== What you need to do ==
Every entry below should be printed again exactly as it reads.

----- Recorded data

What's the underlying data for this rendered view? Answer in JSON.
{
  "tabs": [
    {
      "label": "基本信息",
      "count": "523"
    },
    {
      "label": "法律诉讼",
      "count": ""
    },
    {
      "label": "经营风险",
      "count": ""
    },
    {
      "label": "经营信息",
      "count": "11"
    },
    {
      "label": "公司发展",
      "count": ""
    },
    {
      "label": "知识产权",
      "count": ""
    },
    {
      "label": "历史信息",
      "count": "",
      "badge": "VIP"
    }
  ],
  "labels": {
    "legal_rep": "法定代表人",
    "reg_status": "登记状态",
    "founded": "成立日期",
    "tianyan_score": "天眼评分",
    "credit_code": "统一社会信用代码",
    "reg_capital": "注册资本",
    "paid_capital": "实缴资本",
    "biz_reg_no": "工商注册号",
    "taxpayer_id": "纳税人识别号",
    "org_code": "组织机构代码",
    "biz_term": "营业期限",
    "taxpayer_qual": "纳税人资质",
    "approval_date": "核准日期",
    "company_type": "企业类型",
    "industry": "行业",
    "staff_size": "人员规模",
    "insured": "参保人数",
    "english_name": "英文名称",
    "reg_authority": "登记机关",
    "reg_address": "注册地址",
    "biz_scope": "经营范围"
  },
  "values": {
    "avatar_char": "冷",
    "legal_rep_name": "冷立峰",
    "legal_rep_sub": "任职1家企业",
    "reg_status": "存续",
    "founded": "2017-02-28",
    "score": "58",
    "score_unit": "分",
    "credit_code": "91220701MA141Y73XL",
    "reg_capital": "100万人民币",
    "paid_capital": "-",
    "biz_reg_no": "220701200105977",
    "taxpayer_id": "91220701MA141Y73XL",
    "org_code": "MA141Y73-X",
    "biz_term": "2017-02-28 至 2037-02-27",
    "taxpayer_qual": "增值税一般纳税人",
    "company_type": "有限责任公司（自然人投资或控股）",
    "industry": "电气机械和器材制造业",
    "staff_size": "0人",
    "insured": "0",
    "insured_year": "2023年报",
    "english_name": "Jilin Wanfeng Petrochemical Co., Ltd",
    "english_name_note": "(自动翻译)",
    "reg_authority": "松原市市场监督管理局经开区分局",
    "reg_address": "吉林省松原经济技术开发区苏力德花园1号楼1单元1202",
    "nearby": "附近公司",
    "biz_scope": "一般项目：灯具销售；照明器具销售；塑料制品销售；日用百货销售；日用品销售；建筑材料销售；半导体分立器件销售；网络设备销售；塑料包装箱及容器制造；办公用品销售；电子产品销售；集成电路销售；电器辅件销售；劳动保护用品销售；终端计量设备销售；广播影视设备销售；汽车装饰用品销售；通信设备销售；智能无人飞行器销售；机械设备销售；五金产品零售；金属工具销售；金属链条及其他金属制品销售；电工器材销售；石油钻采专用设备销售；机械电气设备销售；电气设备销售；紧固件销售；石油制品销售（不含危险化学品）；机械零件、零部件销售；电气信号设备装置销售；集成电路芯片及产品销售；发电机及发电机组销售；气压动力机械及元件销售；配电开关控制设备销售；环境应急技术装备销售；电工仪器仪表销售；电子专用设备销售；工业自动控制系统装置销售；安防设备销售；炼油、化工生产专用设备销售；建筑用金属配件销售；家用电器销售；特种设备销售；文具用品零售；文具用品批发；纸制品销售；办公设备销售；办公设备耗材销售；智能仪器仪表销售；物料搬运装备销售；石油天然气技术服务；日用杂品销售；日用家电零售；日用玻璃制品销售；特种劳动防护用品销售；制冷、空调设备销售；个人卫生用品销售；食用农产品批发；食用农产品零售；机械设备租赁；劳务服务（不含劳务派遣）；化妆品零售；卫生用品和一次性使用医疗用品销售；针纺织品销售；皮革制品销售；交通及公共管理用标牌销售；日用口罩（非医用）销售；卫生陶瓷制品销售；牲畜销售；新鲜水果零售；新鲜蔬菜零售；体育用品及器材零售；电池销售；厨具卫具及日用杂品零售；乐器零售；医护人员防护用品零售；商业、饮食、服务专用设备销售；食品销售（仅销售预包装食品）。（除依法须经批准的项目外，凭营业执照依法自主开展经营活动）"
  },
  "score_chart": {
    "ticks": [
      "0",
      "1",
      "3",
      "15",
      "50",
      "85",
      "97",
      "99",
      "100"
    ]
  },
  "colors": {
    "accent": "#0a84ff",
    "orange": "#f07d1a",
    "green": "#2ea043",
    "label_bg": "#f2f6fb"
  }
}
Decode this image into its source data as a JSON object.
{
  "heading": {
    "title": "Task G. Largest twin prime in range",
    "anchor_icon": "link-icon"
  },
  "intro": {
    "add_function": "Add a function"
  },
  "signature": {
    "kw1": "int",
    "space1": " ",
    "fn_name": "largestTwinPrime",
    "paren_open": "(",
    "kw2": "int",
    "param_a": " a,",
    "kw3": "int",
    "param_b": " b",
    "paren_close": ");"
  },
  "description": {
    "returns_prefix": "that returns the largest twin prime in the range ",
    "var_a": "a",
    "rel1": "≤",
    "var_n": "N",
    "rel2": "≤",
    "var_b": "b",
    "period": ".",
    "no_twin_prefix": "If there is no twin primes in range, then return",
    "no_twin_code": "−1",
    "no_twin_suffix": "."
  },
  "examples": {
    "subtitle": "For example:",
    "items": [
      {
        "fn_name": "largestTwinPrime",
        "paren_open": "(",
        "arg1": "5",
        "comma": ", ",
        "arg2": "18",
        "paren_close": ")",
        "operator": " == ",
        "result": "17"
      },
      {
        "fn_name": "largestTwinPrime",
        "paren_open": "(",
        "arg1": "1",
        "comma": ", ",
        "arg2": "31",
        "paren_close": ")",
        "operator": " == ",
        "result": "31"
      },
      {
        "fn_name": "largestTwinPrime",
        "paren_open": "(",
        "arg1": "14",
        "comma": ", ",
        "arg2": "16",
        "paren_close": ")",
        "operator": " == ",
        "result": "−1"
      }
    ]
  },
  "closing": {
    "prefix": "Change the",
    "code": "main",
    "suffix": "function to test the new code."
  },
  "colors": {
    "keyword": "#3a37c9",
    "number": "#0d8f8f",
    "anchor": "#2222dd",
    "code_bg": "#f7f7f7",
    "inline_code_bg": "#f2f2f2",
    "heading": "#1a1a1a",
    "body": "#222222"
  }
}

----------

== Finished task ==
What's the underlying data for this rendered view? Answer in JSON.
{
  "tabs": [
    {
      "label": "基本信息",
      "count": "523"
    },
    {
      "label": "法律诉讼",
      "count": ""
    },
    {
      "label": "经营风险",
      "count": ""
    },
    {
      "label": "经营信息",
      "count": "11"
    },
    {
      "label": "公司发展",
      "count": ""
    },
    {
      "label": "知识产权",
      "count": ""
    },
    {
      "label": "历史信息",
      "count": "",
      "badge": "VIP"
    }
  ],
  "labels": {
    "legal_rep": "法定代表人",
    "reg_status": "登记状态",
    "founded": "成立日期",
    "tianyan_score": "天眼评分",
    "credit_code": "统一社会信用代码",
    "reg_capital": "注册资本",
    "paid_capital": "实缴资本",
    "biz_reg_no": "工商注册号",
    "taxpayer_id": "纳税人识别号",
    "org_code": "组织机构代码",
    "biz_term": "营业期限",
    "taxpayer_qual": "纳税人资质",
    "approval_date": "核准日期",
    "company_type": "企业类型",
    "industry": "行业",
    "staff_size": "人员规模",
    "insured": "参保人数",
    "english_name": "英文名称",
    "reg_authority": "登记机关",
    "reg_address": "注册地址",
    "biz_scope": "经营范围"
  },
  "values": {
    "avatar_char": "冷",
    "legal_rep_name": "冷立峰",
    "legal_rep_sub": "任职1家企业",
    "reg_status": "存续",
    "founded": "2017-02-28",
    "score": "58",
    "score_unit": "分",
    "credit_code": "91220701MA141Y73XL",
    "reg_capital": "100万人民币",
    "paid_capital": "-",
    "biz_reg_no": "220701200105977",
    "taxpayer_id": "91220701MA141Y73XL",
    "org_code": "MA141Y73-X",
    "biz_term": "2017-02-28 至 2037-02-27",
    "taxpayer_qual": "增值税一般纳税人",
    "company_type": "有限责任公司（自然人投资或控股）",
    "industry": "电气机械和器材制造业",
    "staff_size": "0人",
    "insured": "0",
    "insured_year": "2023年报",
    "english_name": "Jilin Wanfeng Petrochemical Co., Ltd",
    "english_name_note": "(自动翻译)",
    "reg_authority": "松原市市场监督管理局经开区分局",
    "reg_address": "吉林省松原经济技术开发区苏力德花园1号楼1单元1202",
    "nearby": "附近公司",
    "biz_scope": "一般项目：灯具销售；照明器具销售；塑料制品销售；日用百货销售；日用品销售；建筑材料销售；半导体分立器件销售；网络设备销售；塑料包装箱及容器制造；办公用品销售；电子产品销售；集成电路销售；电器辅件销售；劳动保护用品销售；终端计量设备销售；广播影视设备销售；汽车装饰用品销售；通信设备销售；智能无人飞行器销售；机械设备销售；五金产品零售；金属工具销售；金属链条及其他金属制品销售；电工器材销售；石油钻采专用设备销售；机械电气设备销售；电气设备销售；紧固件销售；石油制品销售（不含危险化学品）；机械零件、零部件销售；电气信号设备装置销售；集成电路芯片及产品销售；发电机及发电机组销售；气压动力机械及元件销售；配电开关控制设备销售；环境应急技术装备销售；电工仪器仪表销售；电子专用设备销售；工业自动控制系统装置销售；安防设备销售；炼油、化工生产专用设备销售；建筑用金属配件销售；家用电器销售；特种设备销售；文具用品零售；文具用品批发；纸制品销售；办公设备销售；办公设备耗材销售；智能仪器仪表销售；物料搬运装备销售；石油天然气技术服务；日用杂品销售；日用家电零售；日用玻璃制品销售；特种劳动防护用品销售；制冷、空调设备销售；个人卫生用品销售；食用农产品批发；食用农产品零售；机械设备租赁；劳务服务（不含劳务派遣）；化妆品零售；卫生用品和一次性使用医疗用品销售；针纺织品销售；皮革制品销售；交通及公共管理用标牌销售；日用口罩（非医用）销售；卫生陶瓷制品销售；牲畜销售；新鲜水果零售；新鲜蔬菜零售；体育用品及器材零售；电池销售；厨具卫具及日用杂品零售；乐器零售；医护人员防护用品零售；商业、饮食、服务专用设备销售；食品销售（仅销售预包装食品）。（除依法须经批准的项目外，凭营业执照依法自主开展经营活动）"
  },
  "score_chart": {
    "ticks": [
      "0",
      "1",
      "3",
      "15",
      "50",
      "85",
      "97",
      "99",
      "100"
    ]
  },
  "colors": {
    "accent": "#0a84ff",
    "orange": "#f07d1a",
    "green": "#2ea043",
    "label_bg": "#f2f6fb"
  }
}
Decode this image into its source data as a JSON object.
{
  "heading": {
    "title": "Task G. Largest twin prime in range",
    "anchor_icon": "link-icon"
  },
  "intro": {
    "add_function": "Add a function"
  },
  "signature": {
    "kw1": "int",
    "space1": " ",
    "fn_name": "largestTwinPrime",
    "paren_open": "(",
    "kw2": "int",
    "param_a": " a,",
    "kw3": "int",
    "param_b": " b",
    "paren_close": ");"
  },
  "description": {
    "returns_prefix": "that returns the largest twin prime in the range ",
    "var_a": "a",
    "rel1": "≤",
    "var_n": "N",
    "rel2": "≤",
    "var_b": "b",
    "period": ".",
    "no_twin_prefix": "If there is no twin primes in range, then return",
    "no_twin_code": "−1",
    "no_twin_suffix": "."
  },
  "examples": {
    "subtitle": "For example:",
    "items": [
      {
        "fn_name": "largestTwinPrime",
        "paren_open": "(",
        "arg1": "5",
        "comma": ", ",
        "arg2": "18",
        "paren_close": ")",
        "operator": " == ",
        "result": "17"
      },
      {
        "fn_name": "largestTwinPrime",
        "paren_open": "(",
        "arg1": "1",
        "comma": ", ",
        "arg2": "31",
        "paren_close": ")",
        "operator": " == ",
        "result": "31"
      },
      {
        "fn_name": "largestTwinPrime",
        "paren_open": "(",
        "arg1": "14",
        "comma": ", ",
        "arg2": "16",
        "paren_close": ")",
        "operator": " == ",
        "result": "−1"
      }
    ]
  },
  "closing": {
    "prefix": "Change the",
    "code": "main",
    "suffix": "function to test the new code."
  },
  "colors": {
    "keyword": "#3a37c9",
    "number": "#0d8f8f",
    "anchor": "#2222dd",
    "code_bg": "#f7f7f7",
    "inline_code_bg": "#f2f2f2",
    "heading": "#1a1a1a",
    "body": "#222222"
  }
}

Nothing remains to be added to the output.